Thankfully there are organizations combating this problem, such as Salve Regina’s Department of Music, Theatre and Dance, which holds an annual cabaret dinner benefiting the school’s Madrigals chorus and their pursuit of performing overseas. At the annual dinner, held this year on February 21 at 7pm, music melds with meals while chorus members serve, clean tables, perform, sing, run food and help in the kitchen. And they do it all for the opportunity to showcase their music for foreign audiences.

“It’s an event that raises funds for our concert tours,” says Don St. Jean, Choral Director and Director of Applied Music. “The chorus goes on concert tours approximately every four years. Last year, in 2012, we went to Greece. We performed in three different cities, three concerts, within the course of maybe five days.”

Before Greece, Madrigals went to Italy in 2008 and Ireland in 2004, with a small trip to Montreal in between. Having the ability to travel, says St. Jean, gives the chorus members a chance to learn as much about the world as their musical ability. It also introduces them to real-world conflict, as was the case of their 2012 Greece visit.

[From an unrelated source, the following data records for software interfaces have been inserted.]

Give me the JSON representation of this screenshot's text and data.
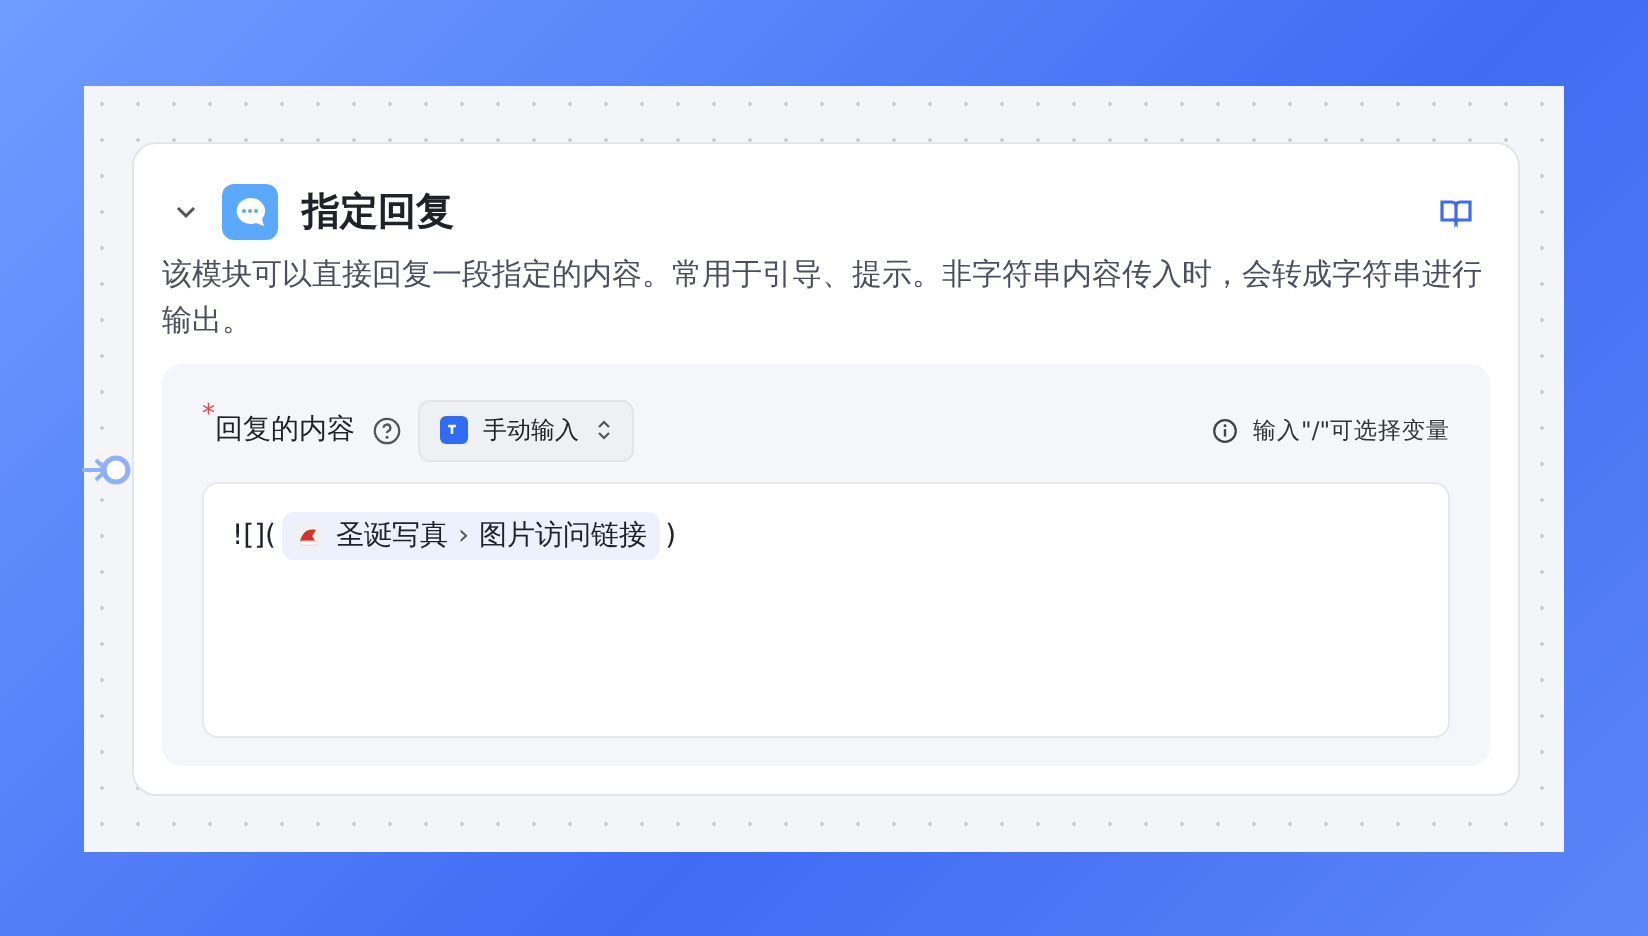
{
  "node": {
    "title": "指定回复",
    "expanded": true,
    "description": "该模块可以直接回复一段指定的内容。常用于引导、提示。非字符串内容传入时，会转成字符串进行输出。"
  },
  "field": {
    "label": "回复的内容",
    "required": true,
    "required_mark": "*",
    "input_mode": "手动输入",
    "hint": "输入\"/\"可选择变量",
    "content": {
      "prefix": "![](",
      "variable": {
        "source": "圣诞写真",
        "separator": "›",
        "name": "图片访问链接"
      },
      "suffix": ")"
    }
  }
}
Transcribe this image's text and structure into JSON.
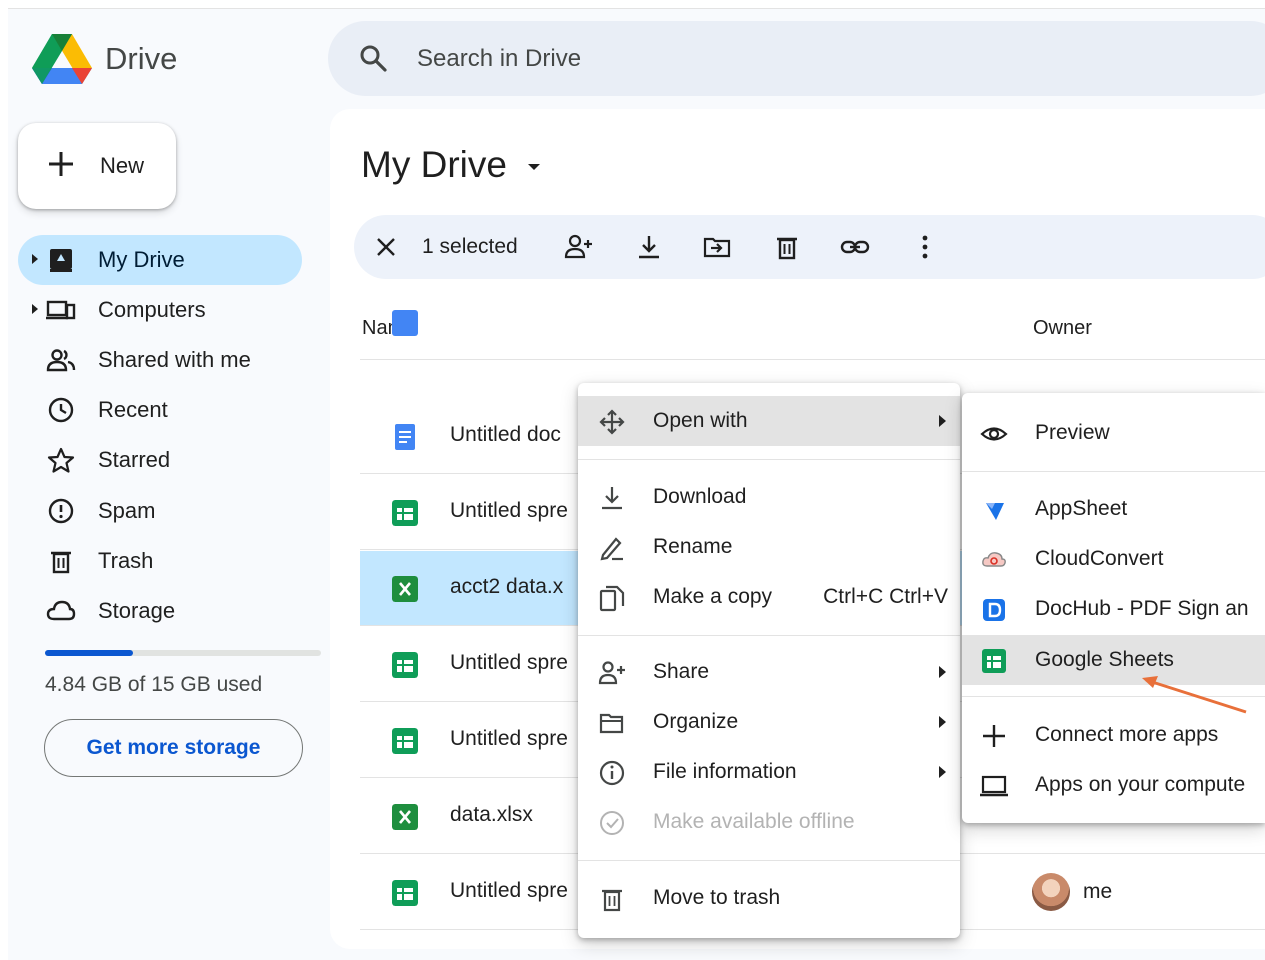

“We traveled to Greece during the height of the unrest,” says St. Jean, adding that he “thought the students were going to drop out [of the trip].” But all of them went, and all of them saw both the beauty of Greece and the effects of its slow financial decay.
It’s important to note, though, that the cabaret dinner in no way raises enough money for a whole chorus group to afford a week overseas. In fact,says St. Jean, the dinner “doesn’t raise anywhere near the amount we need, but it does bring awareness to the fact that we’re going on a trip. Everybody comes to this cabaret dinner to support that, and it’s just a good feeling for the chorus in their pursuit of concert tours.”

More importantly, it’s a good time for all. The evening opens with the whole chorus performing together, followed by solos, duets and small ensembles. Some members play instruments while others sing. Some play while singing. Some just sing. The musical smorgasbord offered up by the evening provides a feast for the ears as much as the meals are a feast for the palate.

At time of writing, St. Jean is still ironing out the final menu details, but he assures that it will resemble last year’s menu: a choice between baked stuffed sole with lobster sauce, marinated grilled chicken with sundried tomatoes and caramelized onion cream sauce or vegetarian portabella napoleon. Last year’s dinners also came with roasted red bliss potatoes, sauteed green beans, a dessert of apple blossoms and coffee or tea.

“The trips are out of pocket for the students, and they have to do a lot of other fundraisers or saving to fund their trip, but the [cabaret dinner] reinforces their commitment to the trip’s success. They have to work hard to get what they want, and that’s what they do.”